When Jonah was commanded to go Nineveh and prophesy to Israel’s arch-enemies the Assyrians, he tried to travel as far in the other direction as was humanly possible (Jonah 1:3). The ruthlessness of Assyria’s armies was legendary, but actually that was not what bothered Jonah. He was afraid of God’s grace. When Jonah finally obeyed and the people of Nineveh repented, God showed compassion to them. “O Lord, is this not what I said when I was still at home?” Jonah complained. “That is why I was so quick to flee to Tarshish. I knew that you are a gracious and compassionate God, slow to anger and abounding in love, a God who relents from sending calamity” (Jonah 4:2).
Grace is often defined as “unmerited favor.” While a helpful definition, it’s important to realize that grace is also an attribute of God (Ex. 22:27). Frequently, this aspect of God’s character is linked with His compassion in Scripture. He is repeatedly characterized as “gracious and compassionate” or “gracious and merciful” (cf. 2 Chron. 30:9; Neh. 9:17; Ps. 111:4; Joel 2:13). God’s love disposes Him to act in grace toward those who, like the people of Nineveh, do not deserve to experience His compassion.
Jonah was not afraid for himself but for God. He foolishly tried to keep God from acting according to His nature.

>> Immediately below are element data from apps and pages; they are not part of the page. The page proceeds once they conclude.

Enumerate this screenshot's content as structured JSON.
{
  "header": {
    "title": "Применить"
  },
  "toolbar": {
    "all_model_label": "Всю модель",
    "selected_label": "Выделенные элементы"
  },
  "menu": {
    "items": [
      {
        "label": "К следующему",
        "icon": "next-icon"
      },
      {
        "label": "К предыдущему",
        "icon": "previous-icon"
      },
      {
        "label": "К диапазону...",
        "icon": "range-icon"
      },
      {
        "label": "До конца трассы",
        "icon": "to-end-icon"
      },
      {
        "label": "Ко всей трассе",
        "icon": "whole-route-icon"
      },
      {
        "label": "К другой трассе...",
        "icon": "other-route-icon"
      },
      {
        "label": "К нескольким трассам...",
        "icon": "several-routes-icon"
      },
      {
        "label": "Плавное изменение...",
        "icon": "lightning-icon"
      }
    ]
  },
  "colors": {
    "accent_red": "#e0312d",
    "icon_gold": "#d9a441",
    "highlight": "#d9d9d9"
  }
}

Fortunately, God’s grace was greater than Jonah’s folly.
Why Theology Matters
Although he did not recognize it at the time, God’s willingness to extend His grace toward the people of Nineveh was vitally important for Jonah. The fact that God’s grace was expansive enough to encompass the people of Nineveh meant that it was also large enough to include Jonah. This is the same grace that He shows to us. We can expect God to show compassion to all those who turn to Christ in faith: “God was reconciling the world to himself in Christ, not counting men’s sins against them. And he has committed to us the message of reconciliation” (2 Cor. 5:19).
FOR FURTHER READING
For a perspective that looks at the story of Jonah as someone who has been called by God, read Eugene Peterson’s book Under the Unpredictable Plant (Eerdmans).